# [What the task requires]
A single count is required: the lines of the data below in which the word "States" occurs.

+===+

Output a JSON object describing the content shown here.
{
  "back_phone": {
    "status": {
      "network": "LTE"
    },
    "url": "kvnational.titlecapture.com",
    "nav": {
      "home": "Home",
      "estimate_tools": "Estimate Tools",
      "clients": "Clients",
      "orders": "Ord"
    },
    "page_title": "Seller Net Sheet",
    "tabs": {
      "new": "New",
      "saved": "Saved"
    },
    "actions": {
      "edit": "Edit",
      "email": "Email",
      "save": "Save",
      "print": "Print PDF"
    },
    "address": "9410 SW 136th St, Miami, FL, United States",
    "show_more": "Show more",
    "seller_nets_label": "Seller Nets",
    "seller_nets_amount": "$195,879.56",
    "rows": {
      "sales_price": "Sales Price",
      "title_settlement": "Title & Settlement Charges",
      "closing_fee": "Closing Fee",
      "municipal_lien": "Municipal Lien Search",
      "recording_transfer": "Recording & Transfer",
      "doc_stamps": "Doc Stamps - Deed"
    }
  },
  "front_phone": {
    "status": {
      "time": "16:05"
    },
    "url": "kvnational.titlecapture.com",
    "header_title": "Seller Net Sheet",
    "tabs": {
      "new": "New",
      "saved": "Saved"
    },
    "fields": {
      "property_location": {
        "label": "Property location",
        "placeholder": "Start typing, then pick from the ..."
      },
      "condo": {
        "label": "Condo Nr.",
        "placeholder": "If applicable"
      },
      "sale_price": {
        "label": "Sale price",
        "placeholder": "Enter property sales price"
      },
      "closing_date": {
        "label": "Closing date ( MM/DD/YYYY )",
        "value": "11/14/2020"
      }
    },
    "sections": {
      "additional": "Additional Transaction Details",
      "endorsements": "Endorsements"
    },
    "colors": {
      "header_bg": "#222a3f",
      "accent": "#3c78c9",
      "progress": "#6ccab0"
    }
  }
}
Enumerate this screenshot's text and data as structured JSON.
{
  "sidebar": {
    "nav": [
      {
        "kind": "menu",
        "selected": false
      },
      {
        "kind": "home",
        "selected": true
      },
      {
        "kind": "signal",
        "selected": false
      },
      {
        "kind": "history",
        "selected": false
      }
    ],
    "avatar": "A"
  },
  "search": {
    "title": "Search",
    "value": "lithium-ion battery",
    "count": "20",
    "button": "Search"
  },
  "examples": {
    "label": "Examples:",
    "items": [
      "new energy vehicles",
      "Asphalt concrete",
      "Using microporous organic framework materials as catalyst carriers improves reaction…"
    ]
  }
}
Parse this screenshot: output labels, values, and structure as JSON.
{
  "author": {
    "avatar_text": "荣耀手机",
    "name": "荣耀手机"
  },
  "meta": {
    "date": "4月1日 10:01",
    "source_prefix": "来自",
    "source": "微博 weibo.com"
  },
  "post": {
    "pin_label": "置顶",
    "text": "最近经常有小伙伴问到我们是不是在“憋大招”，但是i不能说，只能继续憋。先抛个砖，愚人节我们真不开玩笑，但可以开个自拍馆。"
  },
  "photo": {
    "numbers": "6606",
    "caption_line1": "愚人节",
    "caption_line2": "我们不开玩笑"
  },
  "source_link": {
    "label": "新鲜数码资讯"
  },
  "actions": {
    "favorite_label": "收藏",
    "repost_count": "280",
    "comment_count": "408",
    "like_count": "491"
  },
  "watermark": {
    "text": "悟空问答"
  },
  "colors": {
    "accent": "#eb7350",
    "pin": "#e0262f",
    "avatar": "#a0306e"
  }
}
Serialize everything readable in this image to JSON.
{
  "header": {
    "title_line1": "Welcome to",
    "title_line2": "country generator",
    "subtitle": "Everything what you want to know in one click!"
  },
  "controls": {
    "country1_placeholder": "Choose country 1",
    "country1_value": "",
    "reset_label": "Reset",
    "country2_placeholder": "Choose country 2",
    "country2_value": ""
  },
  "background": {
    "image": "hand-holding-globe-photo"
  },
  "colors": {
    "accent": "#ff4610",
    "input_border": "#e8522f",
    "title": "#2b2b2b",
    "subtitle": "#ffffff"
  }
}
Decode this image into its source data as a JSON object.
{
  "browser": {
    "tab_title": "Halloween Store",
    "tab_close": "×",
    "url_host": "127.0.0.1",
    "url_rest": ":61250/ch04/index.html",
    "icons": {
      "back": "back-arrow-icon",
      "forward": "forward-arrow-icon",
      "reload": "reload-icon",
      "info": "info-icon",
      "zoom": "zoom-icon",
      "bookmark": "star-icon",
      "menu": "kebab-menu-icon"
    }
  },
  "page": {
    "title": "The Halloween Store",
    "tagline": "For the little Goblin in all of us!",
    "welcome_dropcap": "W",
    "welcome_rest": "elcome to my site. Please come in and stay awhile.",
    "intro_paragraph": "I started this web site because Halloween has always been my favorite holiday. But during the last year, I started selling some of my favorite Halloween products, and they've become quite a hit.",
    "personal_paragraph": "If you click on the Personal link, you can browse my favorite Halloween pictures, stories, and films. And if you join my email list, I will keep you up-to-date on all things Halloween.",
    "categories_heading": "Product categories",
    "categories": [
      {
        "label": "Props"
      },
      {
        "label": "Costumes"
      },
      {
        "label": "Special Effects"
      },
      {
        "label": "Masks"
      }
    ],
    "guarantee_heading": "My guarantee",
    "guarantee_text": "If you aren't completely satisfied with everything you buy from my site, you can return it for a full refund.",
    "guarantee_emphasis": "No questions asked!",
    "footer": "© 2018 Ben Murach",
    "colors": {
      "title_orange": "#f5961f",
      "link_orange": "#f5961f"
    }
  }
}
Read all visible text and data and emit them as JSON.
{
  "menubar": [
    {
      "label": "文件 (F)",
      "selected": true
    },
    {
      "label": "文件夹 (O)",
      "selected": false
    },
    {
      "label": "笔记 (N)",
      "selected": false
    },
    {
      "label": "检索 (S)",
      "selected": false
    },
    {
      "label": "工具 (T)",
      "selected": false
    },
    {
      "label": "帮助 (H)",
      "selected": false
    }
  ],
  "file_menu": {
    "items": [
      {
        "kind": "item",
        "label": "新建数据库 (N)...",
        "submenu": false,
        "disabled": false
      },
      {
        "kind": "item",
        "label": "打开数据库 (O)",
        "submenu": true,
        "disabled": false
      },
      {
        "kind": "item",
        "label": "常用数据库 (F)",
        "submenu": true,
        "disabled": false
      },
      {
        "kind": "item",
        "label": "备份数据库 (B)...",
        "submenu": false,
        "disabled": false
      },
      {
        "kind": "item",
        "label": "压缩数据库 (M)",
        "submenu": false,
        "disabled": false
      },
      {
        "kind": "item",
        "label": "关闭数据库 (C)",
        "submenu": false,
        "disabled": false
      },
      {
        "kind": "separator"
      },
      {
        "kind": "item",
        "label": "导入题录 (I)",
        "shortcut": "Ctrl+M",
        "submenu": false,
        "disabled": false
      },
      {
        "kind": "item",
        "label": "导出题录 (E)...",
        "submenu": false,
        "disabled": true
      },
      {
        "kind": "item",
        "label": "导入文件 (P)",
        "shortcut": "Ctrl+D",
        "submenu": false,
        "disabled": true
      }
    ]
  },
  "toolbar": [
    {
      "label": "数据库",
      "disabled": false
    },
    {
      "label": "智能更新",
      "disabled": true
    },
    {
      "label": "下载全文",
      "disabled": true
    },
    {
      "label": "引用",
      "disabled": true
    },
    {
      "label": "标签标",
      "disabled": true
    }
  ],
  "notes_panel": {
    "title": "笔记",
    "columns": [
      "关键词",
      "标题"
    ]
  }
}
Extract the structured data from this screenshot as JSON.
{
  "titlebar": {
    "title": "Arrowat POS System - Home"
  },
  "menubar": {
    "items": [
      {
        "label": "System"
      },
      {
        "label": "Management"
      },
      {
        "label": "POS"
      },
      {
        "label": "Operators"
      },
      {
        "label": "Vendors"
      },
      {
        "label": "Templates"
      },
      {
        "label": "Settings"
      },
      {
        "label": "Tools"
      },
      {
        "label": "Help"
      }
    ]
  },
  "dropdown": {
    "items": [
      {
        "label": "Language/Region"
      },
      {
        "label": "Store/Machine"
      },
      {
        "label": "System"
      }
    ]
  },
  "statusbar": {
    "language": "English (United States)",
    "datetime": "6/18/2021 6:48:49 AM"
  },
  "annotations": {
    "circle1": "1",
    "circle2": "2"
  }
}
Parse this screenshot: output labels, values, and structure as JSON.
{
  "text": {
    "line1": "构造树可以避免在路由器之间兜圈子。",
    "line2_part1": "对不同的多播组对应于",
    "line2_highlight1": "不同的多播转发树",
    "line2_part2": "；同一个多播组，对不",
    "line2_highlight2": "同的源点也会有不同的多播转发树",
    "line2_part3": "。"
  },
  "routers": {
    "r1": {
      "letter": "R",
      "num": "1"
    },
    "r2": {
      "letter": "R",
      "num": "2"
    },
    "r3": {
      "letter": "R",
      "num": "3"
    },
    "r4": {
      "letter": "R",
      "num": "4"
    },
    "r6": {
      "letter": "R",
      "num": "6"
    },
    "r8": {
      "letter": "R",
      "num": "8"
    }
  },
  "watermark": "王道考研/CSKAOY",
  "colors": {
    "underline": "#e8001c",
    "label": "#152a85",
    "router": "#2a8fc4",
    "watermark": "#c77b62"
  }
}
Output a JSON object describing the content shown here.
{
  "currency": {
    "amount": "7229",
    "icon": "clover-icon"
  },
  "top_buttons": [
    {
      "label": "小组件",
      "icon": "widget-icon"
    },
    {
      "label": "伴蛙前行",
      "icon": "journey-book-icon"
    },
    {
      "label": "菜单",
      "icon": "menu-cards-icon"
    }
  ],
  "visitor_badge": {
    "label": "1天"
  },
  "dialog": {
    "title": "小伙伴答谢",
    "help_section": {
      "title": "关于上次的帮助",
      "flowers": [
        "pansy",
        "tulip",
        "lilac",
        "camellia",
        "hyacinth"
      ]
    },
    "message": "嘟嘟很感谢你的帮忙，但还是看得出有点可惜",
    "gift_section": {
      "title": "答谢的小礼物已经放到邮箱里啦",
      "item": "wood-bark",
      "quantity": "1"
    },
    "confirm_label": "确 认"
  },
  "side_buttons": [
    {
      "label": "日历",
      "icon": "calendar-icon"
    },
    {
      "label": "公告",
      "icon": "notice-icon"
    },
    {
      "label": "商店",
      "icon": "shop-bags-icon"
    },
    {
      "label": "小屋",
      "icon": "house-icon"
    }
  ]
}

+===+

# [Solution for this problem]
2